> _Interface dataset entries_:
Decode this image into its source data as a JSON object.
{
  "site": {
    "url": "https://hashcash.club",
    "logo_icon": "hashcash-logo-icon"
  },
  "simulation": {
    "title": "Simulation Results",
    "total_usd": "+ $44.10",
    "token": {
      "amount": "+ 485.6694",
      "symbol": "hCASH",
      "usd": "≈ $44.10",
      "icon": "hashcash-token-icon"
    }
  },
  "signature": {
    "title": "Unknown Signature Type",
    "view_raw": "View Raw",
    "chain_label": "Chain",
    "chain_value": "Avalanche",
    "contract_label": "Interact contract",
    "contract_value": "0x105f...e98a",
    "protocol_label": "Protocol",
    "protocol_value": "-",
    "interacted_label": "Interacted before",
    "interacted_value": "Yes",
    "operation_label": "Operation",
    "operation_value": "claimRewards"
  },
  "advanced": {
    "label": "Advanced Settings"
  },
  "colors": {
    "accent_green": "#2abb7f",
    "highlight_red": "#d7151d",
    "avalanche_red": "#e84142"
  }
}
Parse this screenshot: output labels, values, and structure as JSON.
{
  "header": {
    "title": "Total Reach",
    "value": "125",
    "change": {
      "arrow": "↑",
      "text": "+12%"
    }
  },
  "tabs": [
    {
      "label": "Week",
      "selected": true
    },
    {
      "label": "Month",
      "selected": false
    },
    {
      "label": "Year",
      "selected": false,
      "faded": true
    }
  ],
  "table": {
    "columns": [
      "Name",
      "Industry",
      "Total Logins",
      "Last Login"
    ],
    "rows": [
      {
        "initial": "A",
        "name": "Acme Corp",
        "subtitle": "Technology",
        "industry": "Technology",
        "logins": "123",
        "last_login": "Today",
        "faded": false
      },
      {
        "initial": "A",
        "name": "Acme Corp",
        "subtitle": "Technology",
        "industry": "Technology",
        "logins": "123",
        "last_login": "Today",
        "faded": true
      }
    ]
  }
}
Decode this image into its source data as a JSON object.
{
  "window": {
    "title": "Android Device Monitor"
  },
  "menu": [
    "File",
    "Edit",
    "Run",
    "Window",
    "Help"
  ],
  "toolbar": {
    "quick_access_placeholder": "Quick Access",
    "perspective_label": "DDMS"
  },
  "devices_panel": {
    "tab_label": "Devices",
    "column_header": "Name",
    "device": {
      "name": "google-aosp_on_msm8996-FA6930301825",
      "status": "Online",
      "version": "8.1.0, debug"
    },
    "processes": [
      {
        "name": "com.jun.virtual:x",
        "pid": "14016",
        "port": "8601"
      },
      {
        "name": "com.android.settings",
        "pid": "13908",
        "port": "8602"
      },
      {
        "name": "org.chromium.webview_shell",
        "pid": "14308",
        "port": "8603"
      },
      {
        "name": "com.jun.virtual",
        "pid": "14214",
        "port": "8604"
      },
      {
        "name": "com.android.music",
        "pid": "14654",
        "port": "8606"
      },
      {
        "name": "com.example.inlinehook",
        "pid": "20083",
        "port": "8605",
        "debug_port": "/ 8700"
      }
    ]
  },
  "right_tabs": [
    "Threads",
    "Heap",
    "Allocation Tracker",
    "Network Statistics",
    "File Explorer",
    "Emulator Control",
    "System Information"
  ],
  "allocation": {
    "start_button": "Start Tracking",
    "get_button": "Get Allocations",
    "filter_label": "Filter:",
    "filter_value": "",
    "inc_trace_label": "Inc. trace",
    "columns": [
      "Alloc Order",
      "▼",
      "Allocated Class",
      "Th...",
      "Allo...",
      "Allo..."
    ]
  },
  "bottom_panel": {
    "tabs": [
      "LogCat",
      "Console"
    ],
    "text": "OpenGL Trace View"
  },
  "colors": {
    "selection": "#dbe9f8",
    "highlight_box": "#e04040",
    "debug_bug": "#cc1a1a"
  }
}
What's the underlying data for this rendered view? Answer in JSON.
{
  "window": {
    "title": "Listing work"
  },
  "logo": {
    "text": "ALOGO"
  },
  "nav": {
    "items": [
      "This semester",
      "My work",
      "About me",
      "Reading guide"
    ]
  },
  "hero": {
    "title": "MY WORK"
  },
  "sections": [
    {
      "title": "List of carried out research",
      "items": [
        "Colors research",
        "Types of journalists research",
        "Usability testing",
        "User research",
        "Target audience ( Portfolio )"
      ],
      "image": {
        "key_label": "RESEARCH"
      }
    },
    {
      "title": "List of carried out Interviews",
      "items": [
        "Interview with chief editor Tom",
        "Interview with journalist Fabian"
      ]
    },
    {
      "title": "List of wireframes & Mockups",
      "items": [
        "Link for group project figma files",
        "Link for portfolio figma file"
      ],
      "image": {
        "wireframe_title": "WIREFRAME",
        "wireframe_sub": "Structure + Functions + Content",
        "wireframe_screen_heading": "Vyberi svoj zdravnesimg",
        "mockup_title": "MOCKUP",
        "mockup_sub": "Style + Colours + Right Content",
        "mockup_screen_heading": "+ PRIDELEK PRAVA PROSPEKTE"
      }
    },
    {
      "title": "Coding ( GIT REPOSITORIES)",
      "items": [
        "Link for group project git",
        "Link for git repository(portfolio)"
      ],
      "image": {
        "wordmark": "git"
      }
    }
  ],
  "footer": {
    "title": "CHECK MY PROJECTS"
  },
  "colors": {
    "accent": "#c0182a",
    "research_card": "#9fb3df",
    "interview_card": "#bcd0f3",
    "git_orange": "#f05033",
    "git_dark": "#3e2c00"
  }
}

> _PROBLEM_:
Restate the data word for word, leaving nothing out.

> _ANSWER FOR THIS EXERCISE_:
Decode this image into its source data as a JSON object.
{
  "site": {
    "url": "https://hashcash.club",
    "logo_icon": "hashcash-logo-icon"
  },
  "simulation": {
    "title": "Simulation Results",
    "total_usd": "+ $44.10",
    "token": {
      "amount": "+ 485.6694",
      "symbol": "hCASH",
      "usd": "≈ $44.10",
      "icon": "hashcash-token-icon"
    }
  },
  "signature": {
    "title": "Unknown Signature Type",
    "view_raw": "View Raw",
    "chain_label": "Chain",
    "chain_value": "Avalanche",
    "contract_label": "Interact contract",
    "contract_value": "0x105f...e98a",
    "protocol_label": "Protocol",
    "protocol_value": "-",
    "interacted_label": "Interacted before",
    "interacted_value": "Yes",
    "operation_label": "Operation",
    "operation_value": "claimRewards"
  },
  "advanced": {
    "label": "Advanced Settings"
  },
  "colors": {
    "accent_green": "#2abb7f",
    "highlight_red": "#d7151d",
    "avalanche_red": "#e84142"
  }
}
Parse this screenshot: output labels, values, and structure as JSON.
{
  "header": {
    "title": "Total Reach",
    "value": "125",
    "change": {
      "arrow": "↑",
      "text": "+12%"
    }
  },
  "tabs": [
    {
      "label": "Week",
      "selected": true
    },
    {
      "label": "Month",
      "selected": false
    },
    {
      "label": "Year",
      "selected": false,
      "faded": true
    }
  ],
  "table": {
    "columns": [
      "Name",
      "Industry",
      "Total Logins",
      "Last Login"
    ],
    "rows": [
      {
        "initial": "A",
        "name": "Acme Corp",
        "subtitle": "Technology",
        "industry": "Technology",
        "logins": "123",
        "last_login": "Today",
        "faded": false
      },
      {
        "initial": "A",
        "name": "Acme Corp",
        "subtitle": "Technology",
        "industry": "Technology",
        "logins": "123",
        "last_login": "Today",
        "faded": true
      }
    ]
  }
}
Decode this image into its source data as a JSON object.
{
  "window": {
    "title": "Android Device Monitor"
  },
  "menu": [
    "File",
    "Edit",
    "Run",
    "Window",
    "Help"
  ],
  "toolbar": {
    "quick_access_placeholder": "Quick Access",
    "perspective_label": "DDMS"
  },
  "devices_panel": {
    "tab_label": "Devices",
    "column_header": "Name",
    "device": {
      "name": "google-aosp_on_msm8996-FA6930301825",
      "status": "Online",
      "version": "8.1.0, debug"
    },
    "processes": [
      {
        "name": "com.jun.virtual:x",
        "pid": "14016",
        "port": "8601"
      },
      {
        "name": "com.android.settings",
        "pid": "13908",
        "port": "8602"
      },
      {
        "name": "org.chromium.webview_shell",
        "pid": "14308",
        "port": "8603"
      },
      {
        "name": "com.jun.virtual",
        "pid": "14214",
        "port": "8604"
      },
      {
        "name": "com.android.music",
        "pid": "14654",
        "port": "8606"
      },
      {
        "name": "com.example.inlinehook",
        "pid": "20083",
        "port": "8605",
        "debug_port": "/ 8700"
      }
    ]
  },
  "right_tabs": [
    "Threads",
    "Heap",
    "Allocation Tracker",
    "Network Statistics",
    "File Explorer",
    "Emulator Control",
    "System Information"
  ],
  "allocation": {
    "start_button": "Start Tracking",
    "get_button": "Get Allocations",
    "filter_label": "Filter:",
    "filter_value": "",
    "inc_trace_label": "Inc. trace",
    "columns": [
      "Alloc Order",
      "▼",
      "Allocated Class",
      "Th...",
      "Allo...",
      "Allo..."
    ]
  },
  "bottom_panel": {
    "tabs": [
      "LogCat",
      "Console"
    ],
    "text": "OpenGL Trace View"
  },
  "colors": {
    "selection": "#dbe9f8",
    "highlight_box": "#e04040",
    "debug_bug": "#cc1a1a"
  }
}
What's the underlying data for this rendered view? Answer in JSON.
{
  "window": {
    "title": "Listing work"
  },
  "logo": {
    "text": "ALOGO"
  },
  "nav": {
    "items": [
      "This semester",
      "My work",
      "About me",
      "Reading guide"
    ]
  },
  "hero": {
    "title": "MY WORK"
  },
  "sections": [
    {
      "title": "List of carried out research",
      "items": [
        "Colors research",
        "Types of journalists research",
        "Usability testing",
        "User research",
        "Target audience ( Portfolio )"
      ],
      "image": {
        "key_label": "RESEARCH"
      }
    },
    {
      "title": "List of carried out Interviews",
      "items": [
        "Interview with chief editor Tom",
        "Interview with journalist Fabian"
      ]
    },
    {
      "title": "List of wireframes & Mockups",
      "items": [
        "Link for group project figma files",
        "Link for portfolio figma file"
      ],
      "image": {
        "wireframe_title": "WIREFRAME",
        "wireframe_sub": "Structure + Functions + Content",
        "wireframe_screen_heading": "Vyberi svoj zdravnesimg",
        "mockup_title": "MOCKUP",
        "mockup_sub": "Style + Colours + Right Content",
        "mockup_screen_heading": "+ PRIDELEK PRAVA PROSPEKTE"
      }
    },
    {
      "title": "Coding ( GIT REPOSITORIES)",
      "items": [
        "Link for group project git",
        "Link for git repository(portfolio)"
      ],
      "image": {
        "wordmark": "git"
      }
    }
  ],
  "footer": {
    "title": "CHECK MY PROJECTS"
  },
  "colors": {
    "accent": "#c0182a",
    "research_card": "#9fb3df",
    "interview_card": "#bcd0f3",
    "git_orange": "#f05033",
    "git_dark": "#3e2c00"
  }
}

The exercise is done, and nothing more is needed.